►

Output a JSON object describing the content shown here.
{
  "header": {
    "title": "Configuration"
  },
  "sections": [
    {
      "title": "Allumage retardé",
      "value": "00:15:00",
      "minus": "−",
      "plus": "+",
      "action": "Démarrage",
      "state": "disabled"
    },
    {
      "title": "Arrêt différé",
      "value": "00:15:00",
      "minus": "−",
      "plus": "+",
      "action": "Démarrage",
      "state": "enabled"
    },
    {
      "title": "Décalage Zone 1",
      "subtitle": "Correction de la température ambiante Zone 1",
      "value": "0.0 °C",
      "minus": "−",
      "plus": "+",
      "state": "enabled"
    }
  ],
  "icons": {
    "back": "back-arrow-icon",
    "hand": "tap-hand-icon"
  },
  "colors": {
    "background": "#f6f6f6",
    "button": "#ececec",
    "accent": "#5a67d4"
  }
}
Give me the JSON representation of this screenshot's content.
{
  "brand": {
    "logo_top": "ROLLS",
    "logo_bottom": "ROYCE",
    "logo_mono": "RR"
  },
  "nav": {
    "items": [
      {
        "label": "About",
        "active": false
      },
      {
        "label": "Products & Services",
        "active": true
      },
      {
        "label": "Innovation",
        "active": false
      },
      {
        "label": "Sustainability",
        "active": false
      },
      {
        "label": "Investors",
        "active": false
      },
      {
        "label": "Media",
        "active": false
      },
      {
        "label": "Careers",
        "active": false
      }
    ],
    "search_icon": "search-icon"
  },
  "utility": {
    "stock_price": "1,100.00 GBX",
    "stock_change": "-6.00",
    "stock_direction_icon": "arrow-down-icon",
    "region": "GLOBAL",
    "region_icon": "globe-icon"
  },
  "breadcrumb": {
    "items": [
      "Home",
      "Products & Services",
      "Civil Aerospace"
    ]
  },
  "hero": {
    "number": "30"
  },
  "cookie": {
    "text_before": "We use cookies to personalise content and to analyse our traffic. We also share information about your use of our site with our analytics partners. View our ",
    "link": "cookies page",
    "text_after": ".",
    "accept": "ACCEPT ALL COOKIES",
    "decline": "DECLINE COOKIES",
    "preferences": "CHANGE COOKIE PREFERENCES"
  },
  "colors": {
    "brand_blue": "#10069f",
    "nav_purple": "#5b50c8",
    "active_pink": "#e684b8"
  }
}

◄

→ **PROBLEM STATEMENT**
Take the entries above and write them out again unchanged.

→ **RESPONSE TO THIS TASK**
Output a JSON object describing the content shown here.
{
  "header": {
    "title": "Configuration"
  },
  "sections": [
    {
      "title": "Allumage retardé",
      "value": "00:15:00",
      "minus": "−",
      "plus": "+",
      "action": "Démarrage",
      "state": "disabled"
    },
    {
      "title": "Arrêt différé",
      "value": "00:15:00",
      "minus": "−",
      "plus": "+",
      "action": "Démarrage",
      "state": "enabled"
    },
    {
      "title": "Décalage Zone 1",
      "subtitle": "Correction de la température ambiante Zone 1",
      "value": "0.0 °C",
      "minus": "−",
      "plus": "+",
      "state": "enabled"
    }
  ],
  "icons": {
    "back": "back-arrow-icon",
    "hand": "tap-hand-icon"
  },
  "colors": {
    "background": "#f6f6f6",
    "button": "#ececec",
    "accent": "#5a67d4"
  }
}
Give me the JSON representation of this screenshot's content.
{
  "brand": {
    "logo_top": "ROLLS",
    "logo_bottom": "ROYCE",
    "logo_mono": "RR"
  },
  "nav": {
    "items": [
      {
        "label": "About",
        "active": false
      },
      {
        "label": "Products & Services",
        "active": true
      },
      {
        "label": "Innovation",
        "active": false
      },
      {
        "label": "Sustainability",
        "active": false
      },
      {
        "label": "Investors",
        "active": false
      },
      {
        "label": "Media",
        "active": false
      },
      {
        "label": "Careers",
        "active": false
      }
    ],
    "search_icon": "search-icon"
  },
  "utility": {
    "stock_price": "1,100.00 GBX",
    "stock_change": "-6.00",
    "stock_direction_icon": "arrow-down-icon",
    "region": "GLOBAL",
    "region_icon": "globe-icon"
  },
  "breadcrumb": {
    "items": [
      "Home",
      "Products & Services",
      "Civil Aerospace"
    ]
  },
  "hero": {
    "number": "30"
  },
  "cookie": {
    "text_before": "We use cookies to personalise content and to analyse our traffic. We also share information about your use of our site with our analytics partners. View our ",
    "link": "cookies page",
    "text_after": ".",
    "accept": "ACCEPT ALL COOKIES",
    "decline": "DECLINE COOKIES",
    "preferences": "CHANGE COOKIE PREFERENCES"
  },
  "colors": {
    "brand_blue": "#10069f",
    "nav_purple": "#5b50c8",
    "active_pink": "#e684b8"
  }
}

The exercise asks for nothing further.